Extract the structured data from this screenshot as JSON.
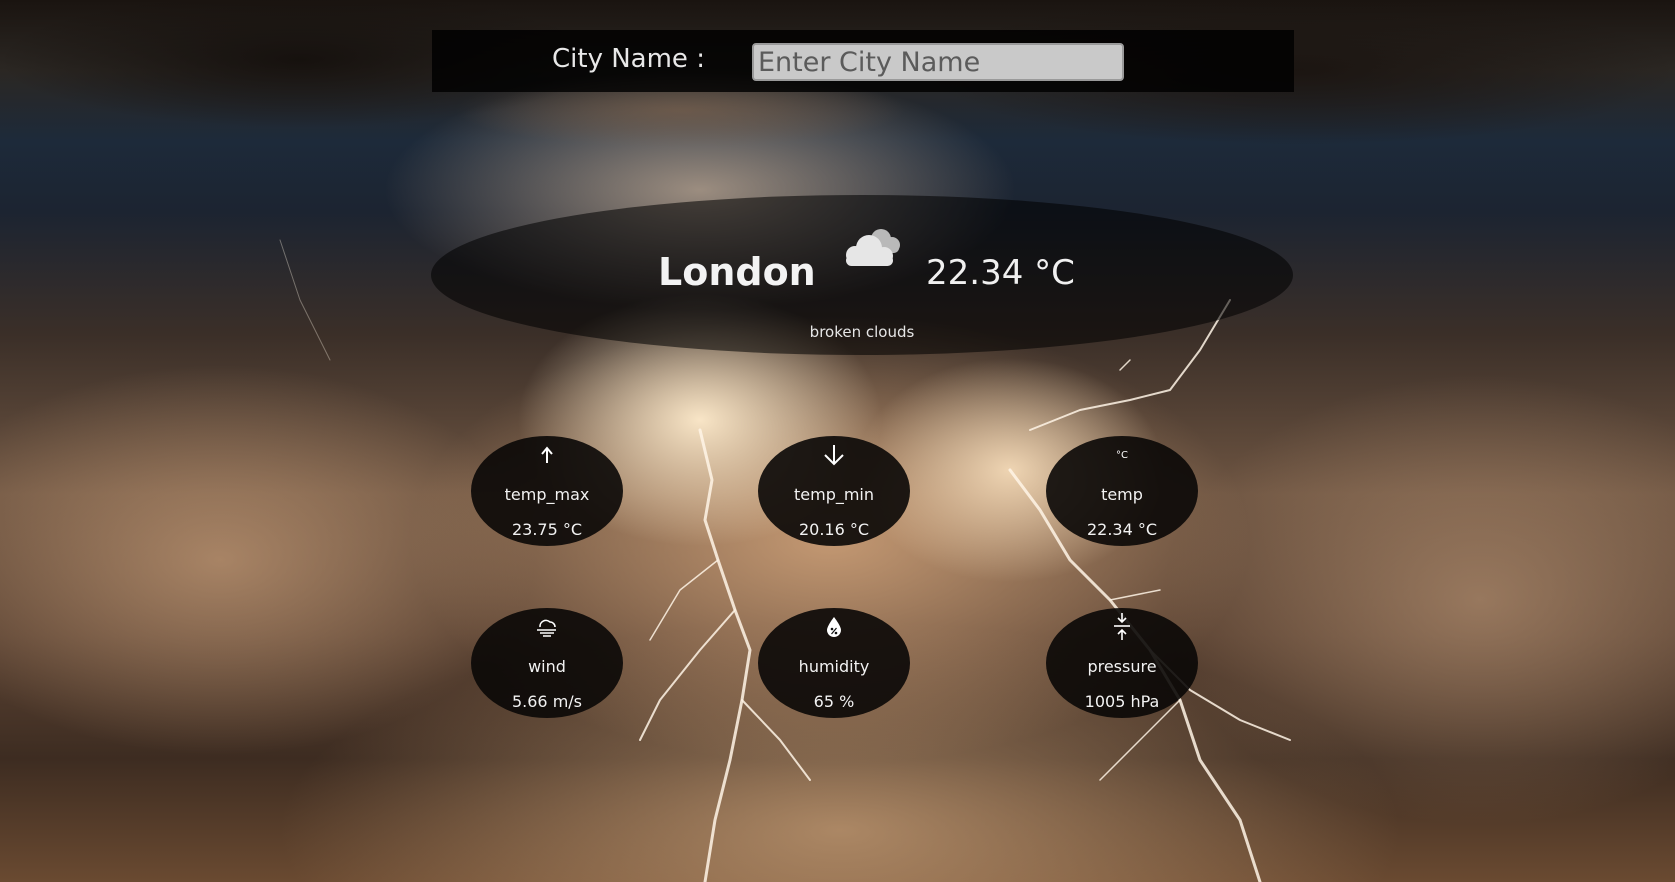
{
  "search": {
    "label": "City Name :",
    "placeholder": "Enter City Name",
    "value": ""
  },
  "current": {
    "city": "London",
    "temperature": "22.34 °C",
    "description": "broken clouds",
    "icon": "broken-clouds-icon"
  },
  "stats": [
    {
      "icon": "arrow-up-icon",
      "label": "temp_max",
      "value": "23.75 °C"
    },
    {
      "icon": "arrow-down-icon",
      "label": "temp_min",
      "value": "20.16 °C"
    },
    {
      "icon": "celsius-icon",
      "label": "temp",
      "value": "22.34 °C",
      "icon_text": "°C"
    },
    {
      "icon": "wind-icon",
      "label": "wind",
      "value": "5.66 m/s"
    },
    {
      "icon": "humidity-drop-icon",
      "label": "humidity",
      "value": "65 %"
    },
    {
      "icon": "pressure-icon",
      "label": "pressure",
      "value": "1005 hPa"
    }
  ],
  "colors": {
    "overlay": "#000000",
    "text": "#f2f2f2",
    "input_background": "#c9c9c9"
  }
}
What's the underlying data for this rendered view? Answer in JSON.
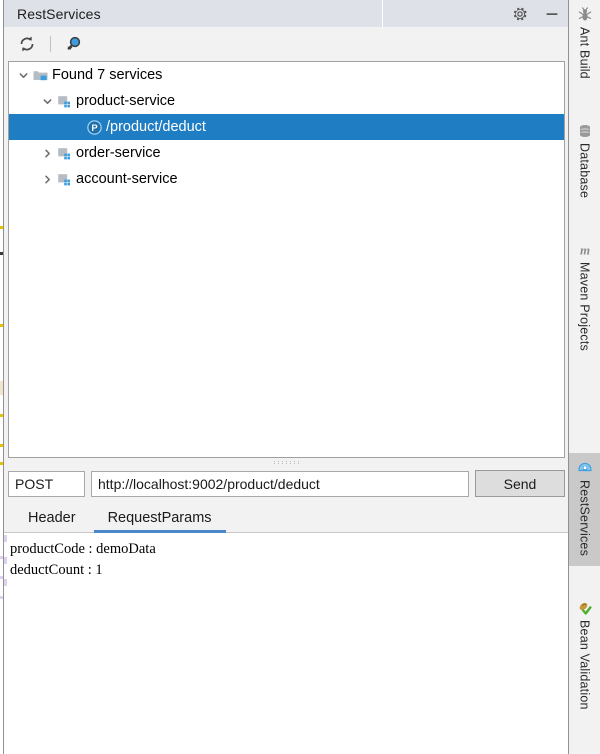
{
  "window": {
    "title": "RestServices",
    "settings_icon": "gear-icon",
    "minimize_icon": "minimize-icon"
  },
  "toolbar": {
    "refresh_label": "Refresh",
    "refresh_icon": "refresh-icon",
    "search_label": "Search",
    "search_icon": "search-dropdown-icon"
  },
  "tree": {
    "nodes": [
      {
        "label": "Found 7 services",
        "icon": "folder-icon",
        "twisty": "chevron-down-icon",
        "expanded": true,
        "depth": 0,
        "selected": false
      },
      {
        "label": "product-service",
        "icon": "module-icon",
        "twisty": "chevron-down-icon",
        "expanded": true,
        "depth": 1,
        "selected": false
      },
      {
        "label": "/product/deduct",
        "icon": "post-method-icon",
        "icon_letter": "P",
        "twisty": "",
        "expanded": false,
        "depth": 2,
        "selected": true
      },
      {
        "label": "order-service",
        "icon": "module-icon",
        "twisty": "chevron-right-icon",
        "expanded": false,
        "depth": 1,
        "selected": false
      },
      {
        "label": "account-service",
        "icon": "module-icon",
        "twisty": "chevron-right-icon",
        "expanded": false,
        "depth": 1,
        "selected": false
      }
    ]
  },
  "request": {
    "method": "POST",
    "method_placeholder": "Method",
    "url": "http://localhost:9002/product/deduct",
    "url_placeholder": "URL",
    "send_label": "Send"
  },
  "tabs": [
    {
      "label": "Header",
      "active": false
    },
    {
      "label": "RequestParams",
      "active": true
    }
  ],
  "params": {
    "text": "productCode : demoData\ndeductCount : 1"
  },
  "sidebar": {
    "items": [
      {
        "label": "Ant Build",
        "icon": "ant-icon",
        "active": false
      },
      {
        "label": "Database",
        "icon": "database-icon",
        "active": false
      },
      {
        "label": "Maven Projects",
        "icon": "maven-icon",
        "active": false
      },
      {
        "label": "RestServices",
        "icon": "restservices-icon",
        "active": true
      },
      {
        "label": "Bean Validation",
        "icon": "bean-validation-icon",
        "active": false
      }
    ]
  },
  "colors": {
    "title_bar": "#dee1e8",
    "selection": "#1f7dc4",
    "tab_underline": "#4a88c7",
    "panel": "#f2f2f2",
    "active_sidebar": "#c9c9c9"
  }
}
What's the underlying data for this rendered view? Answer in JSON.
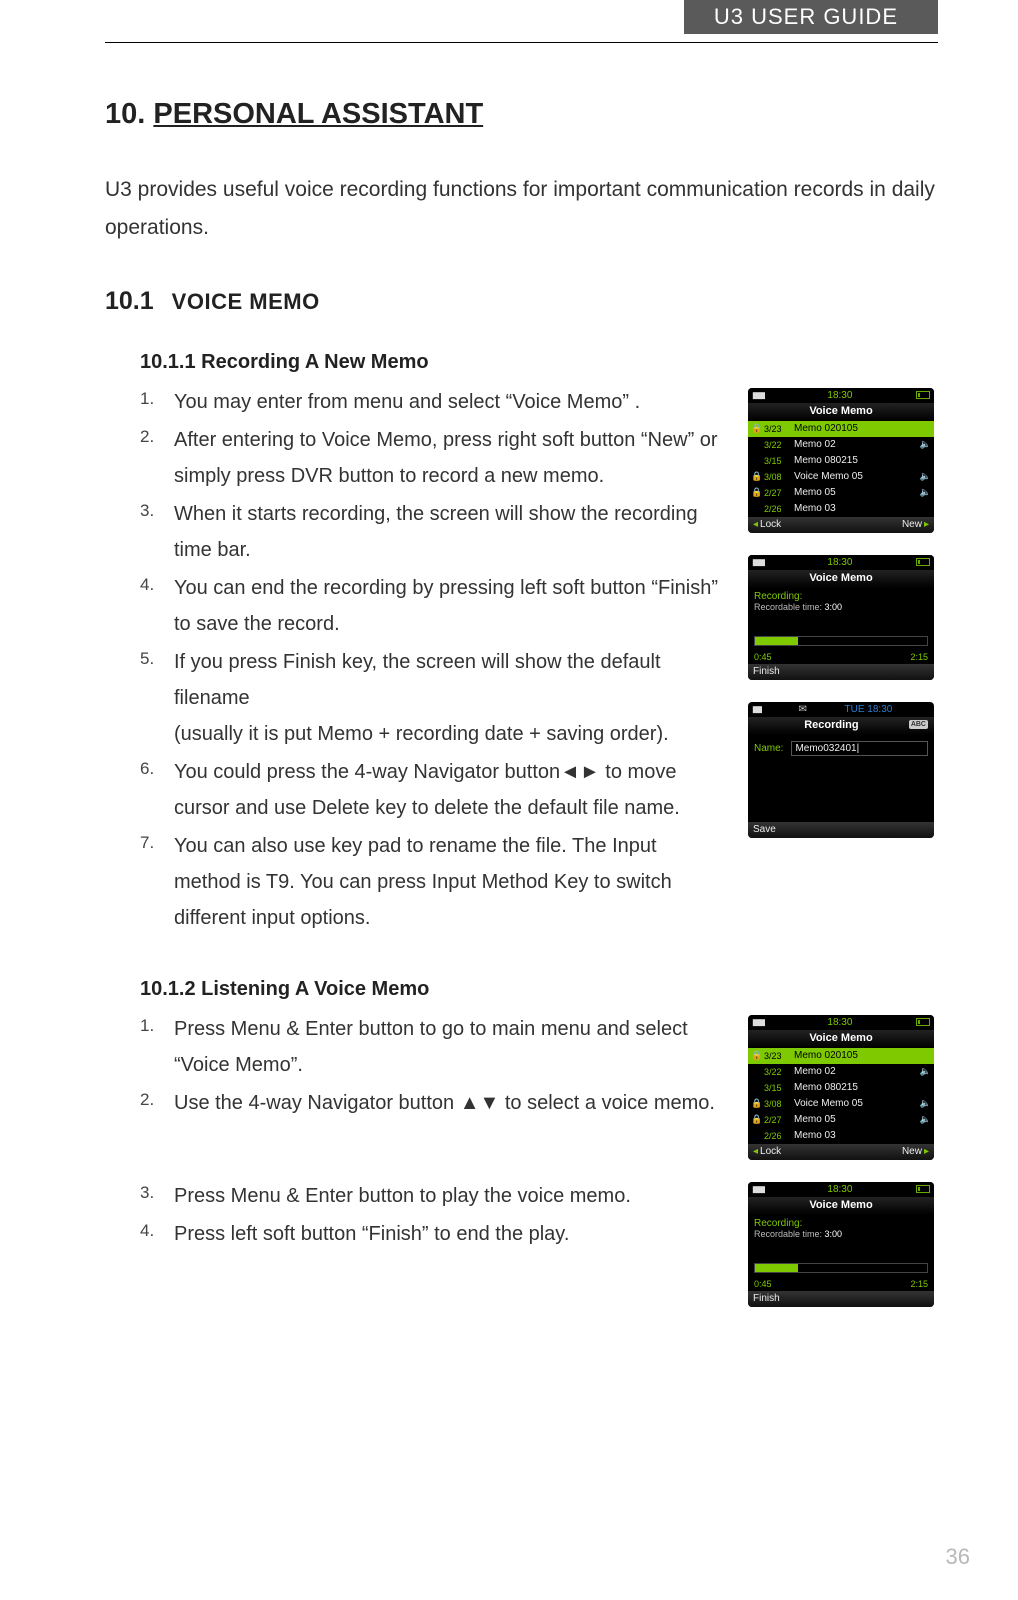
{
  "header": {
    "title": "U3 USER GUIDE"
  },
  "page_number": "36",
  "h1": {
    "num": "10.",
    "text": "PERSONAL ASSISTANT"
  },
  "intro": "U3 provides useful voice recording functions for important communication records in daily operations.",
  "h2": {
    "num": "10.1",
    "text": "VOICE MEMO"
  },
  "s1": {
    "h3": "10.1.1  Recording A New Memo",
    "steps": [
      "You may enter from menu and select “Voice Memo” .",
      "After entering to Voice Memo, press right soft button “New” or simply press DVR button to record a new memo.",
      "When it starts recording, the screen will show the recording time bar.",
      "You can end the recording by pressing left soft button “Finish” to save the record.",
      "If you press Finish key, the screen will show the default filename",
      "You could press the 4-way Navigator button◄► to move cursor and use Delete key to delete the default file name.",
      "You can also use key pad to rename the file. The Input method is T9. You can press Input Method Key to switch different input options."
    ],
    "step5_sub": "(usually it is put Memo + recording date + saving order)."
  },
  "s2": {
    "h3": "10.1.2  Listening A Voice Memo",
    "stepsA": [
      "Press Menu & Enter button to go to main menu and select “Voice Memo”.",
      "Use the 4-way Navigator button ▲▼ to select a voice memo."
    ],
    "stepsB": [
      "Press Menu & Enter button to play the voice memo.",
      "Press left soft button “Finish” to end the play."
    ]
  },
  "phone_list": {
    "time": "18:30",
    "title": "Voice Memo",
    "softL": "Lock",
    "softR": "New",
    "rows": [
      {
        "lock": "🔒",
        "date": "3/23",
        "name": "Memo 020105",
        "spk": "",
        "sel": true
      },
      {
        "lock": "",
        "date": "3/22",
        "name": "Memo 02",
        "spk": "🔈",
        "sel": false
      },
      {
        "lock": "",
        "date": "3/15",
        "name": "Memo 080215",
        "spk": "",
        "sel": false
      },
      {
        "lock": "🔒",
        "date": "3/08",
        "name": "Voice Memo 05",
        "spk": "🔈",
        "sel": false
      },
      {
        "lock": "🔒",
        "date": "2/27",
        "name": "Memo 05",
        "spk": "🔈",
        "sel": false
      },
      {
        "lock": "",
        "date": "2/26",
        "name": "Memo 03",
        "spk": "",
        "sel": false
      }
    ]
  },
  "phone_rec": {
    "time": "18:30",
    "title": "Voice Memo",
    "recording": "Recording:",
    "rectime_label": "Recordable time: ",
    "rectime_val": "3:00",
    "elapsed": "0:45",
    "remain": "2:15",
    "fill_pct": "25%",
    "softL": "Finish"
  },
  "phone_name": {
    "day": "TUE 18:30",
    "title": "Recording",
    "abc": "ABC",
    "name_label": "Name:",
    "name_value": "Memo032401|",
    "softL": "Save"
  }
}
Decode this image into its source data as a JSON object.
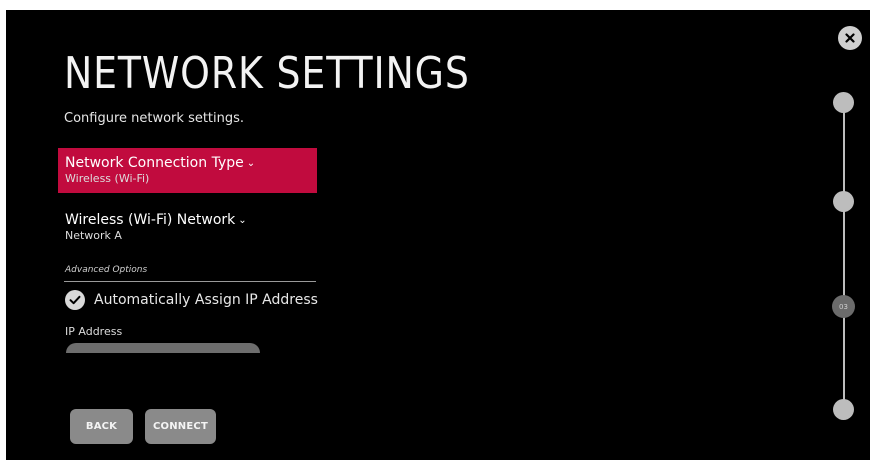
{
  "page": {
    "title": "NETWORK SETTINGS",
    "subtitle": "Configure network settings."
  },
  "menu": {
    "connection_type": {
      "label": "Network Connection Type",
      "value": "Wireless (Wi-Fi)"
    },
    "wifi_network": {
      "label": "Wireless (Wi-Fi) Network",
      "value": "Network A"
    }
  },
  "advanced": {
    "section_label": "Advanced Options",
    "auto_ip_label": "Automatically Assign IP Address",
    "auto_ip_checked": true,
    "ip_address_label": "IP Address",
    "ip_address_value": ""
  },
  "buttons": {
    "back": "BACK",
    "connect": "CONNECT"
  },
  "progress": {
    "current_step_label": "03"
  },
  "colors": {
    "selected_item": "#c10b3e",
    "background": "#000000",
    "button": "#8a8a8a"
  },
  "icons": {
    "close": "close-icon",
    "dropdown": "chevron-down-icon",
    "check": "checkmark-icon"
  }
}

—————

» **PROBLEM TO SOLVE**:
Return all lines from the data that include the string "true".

» **OUTPUT BELOW**:
        "expanded": true,
        "expanded": true,
        "selected": true
      "active": true
        "active": true
        "sel": true
    "auto_ip_checked": true,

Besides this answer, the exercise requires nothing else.